Overtime is the use of labor in excess of 40 hours per person, per week. When a project is behind schedule, one of the most attempted solutions is overtime. When a schedule delay occurs, the owner usually agrees to compensate the contractor for the additional cost of the overtime differential. While this may be satisfactory for occasional overtime, this does not allow for the labor inefficiencies caused by overtime if worked excessively over an extended period of time. Working a prolonged overtime schedule can actually result in less work being accomplished than working a normal schedule. The Business Roundtable report states that by working continuous 60 hour weeks for 6 to 8 weeks you will reach a point where less work is accomplished than working a 40 hour week. This is called the “point of no return.” The U.S. Army Corps of Engineers has also published charts showing that as little as four successive weeks of overtime can reduce your productivity by up to 37%. When accepting an owners offer to pay for the differential cost of overtime, you have to consider the total hours that will be worked per week and the number of successive weeks the overtime will be performed.
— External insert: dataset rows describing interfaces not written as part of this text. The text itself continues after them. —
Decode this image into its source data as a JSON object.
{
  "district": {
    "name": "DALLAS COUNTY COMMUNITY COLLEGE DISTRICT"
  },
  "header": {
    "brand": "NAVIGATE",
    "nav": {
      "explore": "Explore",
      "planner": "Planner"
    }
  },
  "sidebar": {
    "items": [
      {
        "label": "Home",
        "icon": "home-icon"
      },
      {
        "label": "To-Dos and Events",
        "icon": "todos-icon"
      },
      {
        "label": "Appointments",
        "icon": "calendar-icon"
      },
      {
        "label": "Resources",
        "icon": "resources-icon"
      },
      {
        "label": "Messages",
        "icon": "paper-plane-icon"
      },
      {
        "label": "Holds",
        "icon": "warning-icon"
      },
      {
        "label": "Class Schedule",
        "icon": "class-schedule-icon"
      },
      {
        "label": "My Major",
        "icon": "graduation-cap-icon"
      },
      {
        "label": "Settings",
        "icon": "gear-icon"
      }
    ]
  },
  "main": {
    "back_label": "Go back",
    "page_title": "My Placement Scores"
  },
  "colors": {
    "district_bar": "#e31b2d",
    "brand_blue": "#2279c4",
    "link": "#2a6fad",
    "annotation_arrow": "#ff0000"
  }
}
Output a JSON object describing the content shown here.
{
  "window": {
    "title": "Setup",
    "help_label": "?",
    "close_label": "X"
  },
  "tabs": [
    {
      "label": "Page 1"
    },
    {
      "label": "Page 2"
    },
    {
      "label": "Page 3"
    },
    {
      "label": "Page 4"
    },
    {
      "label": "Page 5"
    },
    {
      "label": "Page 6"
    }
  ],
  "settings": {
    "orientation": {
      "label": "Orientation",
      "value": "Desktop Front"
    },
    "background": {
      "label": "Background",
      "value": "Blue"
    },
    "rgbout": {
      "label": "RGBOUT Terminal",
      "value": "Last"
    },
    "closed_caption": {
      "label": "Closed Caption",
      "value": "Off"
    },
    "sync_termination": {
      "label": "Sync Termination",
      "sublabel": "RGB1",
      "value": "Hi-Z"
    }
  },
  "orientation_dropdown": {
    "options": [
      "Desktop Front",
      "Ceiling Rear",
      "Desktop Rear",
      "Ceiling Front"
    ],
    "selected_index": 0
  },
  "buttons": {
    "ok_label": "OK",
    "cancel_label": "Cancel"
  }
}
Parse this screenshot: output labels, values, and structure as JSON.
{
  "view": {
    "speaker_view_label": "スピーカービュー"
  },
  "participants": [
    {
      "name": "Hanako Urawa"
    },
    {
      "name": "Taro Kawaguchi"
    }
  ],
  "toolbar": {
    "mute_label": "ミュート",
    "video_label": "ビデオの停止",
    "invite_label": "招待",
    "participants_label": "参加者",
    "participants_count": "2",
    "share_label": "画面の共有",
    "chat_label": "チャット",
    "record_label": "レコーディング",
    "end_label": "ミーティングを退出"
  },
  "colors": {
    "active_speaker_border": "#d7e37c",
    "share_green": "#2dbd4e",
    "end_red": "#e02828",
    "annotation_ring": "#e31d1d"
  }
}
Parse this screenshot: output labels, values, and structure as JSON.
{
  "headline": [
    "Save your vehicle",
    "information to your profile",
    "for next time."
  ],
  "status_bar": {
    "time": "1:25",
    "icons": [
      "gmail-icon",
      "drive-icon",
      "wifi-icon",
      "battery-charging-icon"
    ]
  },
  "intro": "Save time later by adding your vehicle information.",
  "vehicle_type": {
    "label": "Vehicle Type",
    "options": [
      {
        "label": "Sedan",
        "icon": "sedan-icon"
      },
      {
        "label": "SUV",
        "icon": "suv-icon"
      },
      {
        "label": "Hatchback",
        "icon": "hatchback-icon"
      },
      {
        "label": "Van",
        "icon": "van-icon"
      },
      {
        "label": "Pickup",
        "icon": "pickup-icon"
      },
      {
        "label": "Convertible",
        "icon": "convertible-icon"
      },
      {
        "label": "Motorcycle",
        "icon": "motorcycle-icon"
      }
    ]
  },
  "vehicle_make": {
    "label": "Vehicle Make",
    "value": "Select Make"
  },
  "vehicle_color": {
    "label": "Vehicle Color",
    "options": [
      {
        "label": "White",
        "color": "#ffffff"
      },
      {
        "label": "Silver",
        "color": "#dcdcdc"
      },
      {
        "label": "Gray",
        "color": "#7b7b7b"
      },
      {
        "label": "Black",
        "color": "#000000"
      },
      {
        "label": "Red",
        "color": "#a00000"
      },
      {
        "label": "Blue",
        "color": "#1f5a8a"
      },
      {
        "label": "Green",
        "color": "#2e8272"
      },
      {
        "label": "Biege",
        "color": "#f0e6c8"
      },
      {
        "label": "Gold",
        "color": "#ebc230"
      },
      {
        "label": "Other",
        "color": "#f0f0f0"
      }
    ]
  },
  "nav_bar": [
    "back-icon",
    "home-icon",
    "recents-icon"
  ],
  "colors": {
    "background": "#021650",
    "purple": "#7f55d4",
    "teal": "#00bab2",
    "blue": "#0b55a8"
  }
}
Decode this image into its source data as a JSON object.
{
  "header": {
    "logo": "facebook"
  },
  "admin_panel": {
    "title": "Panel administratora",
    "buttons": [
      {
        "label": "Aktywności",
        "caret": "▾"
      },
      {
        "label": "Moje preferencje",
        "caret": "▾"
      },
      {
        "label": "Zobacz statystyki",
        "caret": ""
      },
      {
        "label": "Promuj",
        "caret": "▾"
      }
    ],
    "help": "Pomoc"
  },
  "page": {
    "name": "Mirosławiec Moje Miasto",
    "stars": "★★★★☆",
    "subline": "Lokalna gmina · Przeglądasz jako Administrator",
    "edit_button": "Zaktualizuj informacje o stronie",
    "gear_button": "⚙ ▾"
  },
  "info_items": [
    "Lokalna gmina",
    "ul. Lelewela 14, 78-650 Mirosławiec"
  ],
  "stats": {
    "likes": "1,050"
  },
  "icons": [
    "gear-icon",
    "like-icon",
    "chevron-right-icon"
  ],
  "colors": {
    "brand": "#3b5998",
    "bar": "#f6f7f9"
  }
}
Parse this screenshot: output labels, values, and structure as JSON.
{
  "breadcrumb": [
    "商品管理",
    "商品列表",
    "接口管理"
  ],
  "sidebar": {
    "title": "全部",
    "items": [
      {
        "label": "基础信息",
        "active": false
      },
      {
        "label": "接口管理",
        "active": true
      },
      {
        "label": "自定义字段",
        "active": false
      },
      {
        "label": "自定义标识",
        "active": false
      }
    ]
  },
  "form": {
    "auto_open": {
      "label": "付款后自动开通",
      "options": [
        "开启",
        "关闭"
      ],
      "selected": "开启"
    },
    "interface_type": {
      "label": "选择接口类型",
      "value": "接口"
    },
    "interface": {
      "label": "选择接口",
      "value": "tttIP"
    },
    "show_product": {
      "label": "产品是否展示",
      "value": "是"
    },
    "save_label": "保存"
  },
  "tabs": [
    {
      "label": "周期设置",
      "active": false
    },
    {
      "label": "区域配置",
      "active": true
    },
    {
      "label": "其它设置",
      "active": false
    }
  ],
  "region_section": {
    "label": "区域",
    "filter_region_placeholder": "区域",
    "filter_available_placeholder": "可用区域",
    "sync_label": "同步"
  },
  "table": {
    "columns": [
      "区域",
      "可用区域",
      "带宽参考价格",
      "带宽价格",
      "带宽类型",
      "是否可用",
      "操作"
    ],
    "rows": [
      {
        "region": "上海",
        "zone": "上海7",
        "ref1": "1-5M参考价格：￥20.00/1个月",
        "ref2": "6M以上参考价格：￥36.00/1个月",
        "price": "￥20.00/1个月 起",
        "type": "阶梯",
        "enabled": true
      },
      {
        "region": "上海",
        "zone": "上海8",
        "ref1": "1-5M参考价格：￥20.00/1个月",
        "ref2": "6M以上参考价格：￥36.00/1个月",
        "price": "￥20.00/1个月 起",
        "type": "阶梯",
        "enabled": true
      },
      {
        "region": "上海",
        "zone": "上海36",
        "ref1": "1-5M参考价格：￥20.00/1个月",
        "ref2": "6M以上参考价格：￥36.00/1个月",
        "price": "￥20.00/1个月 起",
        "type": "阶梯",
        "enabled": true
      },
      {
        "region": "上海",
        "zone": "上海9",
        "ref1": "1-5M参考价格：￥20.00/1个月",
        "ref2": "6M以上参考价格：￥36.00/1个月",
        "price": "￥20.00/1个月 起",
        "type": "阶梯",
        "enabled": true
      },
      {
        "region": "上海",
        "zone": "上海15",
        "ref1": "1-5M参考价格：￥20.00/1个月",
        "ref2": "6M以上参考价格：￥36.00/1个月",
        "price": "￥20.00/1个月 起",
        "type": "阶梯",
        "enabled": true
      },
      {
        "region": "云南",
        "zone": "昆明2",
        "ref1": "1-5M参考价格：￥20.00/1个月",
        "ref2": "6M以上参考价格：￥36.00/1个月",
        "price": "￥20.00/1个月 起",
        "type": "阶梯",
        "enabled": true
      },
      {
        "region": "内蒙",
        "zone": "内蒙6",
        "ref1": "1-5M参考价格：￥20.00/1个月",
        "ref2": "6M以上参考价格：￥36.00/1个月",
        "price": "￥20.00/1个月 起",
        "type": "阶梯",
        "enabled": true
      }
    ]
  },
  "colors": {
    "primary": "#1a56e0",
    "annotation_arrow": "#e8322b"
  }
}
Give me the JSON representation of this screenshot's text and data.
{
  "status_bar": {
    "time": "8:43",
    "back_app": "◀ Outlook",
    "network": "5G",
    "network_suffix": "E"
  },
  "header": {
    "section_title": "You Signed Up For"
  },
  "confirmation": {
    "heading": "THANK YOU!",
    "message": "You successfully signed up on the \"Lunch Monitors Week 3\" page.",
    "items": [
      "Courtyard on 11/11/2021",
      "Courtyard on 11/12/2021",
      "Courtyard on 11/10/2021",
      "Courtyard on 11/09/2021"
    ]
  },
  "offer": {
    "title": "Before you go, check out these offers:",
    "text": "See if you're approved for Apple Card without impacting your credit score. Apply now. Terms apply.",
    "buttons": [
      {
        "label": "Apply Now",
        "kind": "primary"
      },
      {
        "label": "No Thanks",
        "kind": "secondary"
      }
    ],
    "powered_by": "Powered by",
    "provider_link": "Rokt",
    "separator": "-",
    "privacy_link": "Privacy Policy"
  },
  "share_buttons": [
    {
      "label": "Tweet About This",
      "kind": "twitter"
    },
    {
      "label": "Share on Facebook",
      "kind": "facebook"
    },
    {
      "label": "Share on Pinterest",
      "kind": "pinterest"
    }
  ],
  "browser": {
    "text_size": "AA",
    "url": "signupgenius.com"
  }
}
Weather inefficiencies that are compensable are a result of activities in a schedule which were planned for at one time period and are being shifted into another time period. The most common example is outside work in a northern climate being shifted from summer to winter working conditions. Workers are affected by cold weather both physically and physiologically. Other weather characteristics also affect worker performance such as relative humidity, length of daylight, wind, heat, and rain. In addition to a schedule shift by the owner, if abnormal weather conditions caused the schedule shift, these can also be compensable.
The above paragraphs discussed why the labor inefficiencies occurred and who they were caused by. But, to prove entitlement, you must submit evidence that the inefficiencies caused damage to you. You will now need to analyze the schedule and cost reports to determine the extent of your damages. A widely accepted method of measuring labor productivity losses is known as the “measured mile method”. “Measured Mile Process” by Thomas W. Presnell, C.C.C., published November 2003 in the Cost Engineering manual, describes in more detail previous cases where this method has been used. Mr. Presnell states in his article, “There are many methods used by contracting parties to deal with production inefficiencies issues, however the measured mile method is the most credible and widely accepted method.” The measured mile method usually compares the productivity on identical work items during impacted and un-impacted periods of the project to determine the loss of productivity resulting from the impact. However, sometimes it is not possible to use an un-impacted period of time for this comparison. When this occurs, base bids or un-impacted time periods can be used in combination with historical data to calculate the inefficiency damage that occurred.
When all the above is performed, it is then assembled into an inefficiency claim document and submitted to the Owner/Contractor. The claim document should at least contain:
- A brief description of the problem
- An explanation of why the inefficiencies are the fault of the Owner/Contractor
- A base schedule compared to the most current schedule
- Calculations of the inefficiencies that occurred
- Calculation of the monetary damages needed for recovery
A successful inefficiency claim will convince the Owner/Contractor that you are not responsible for the poor productivity and the requested damages are indeed fair.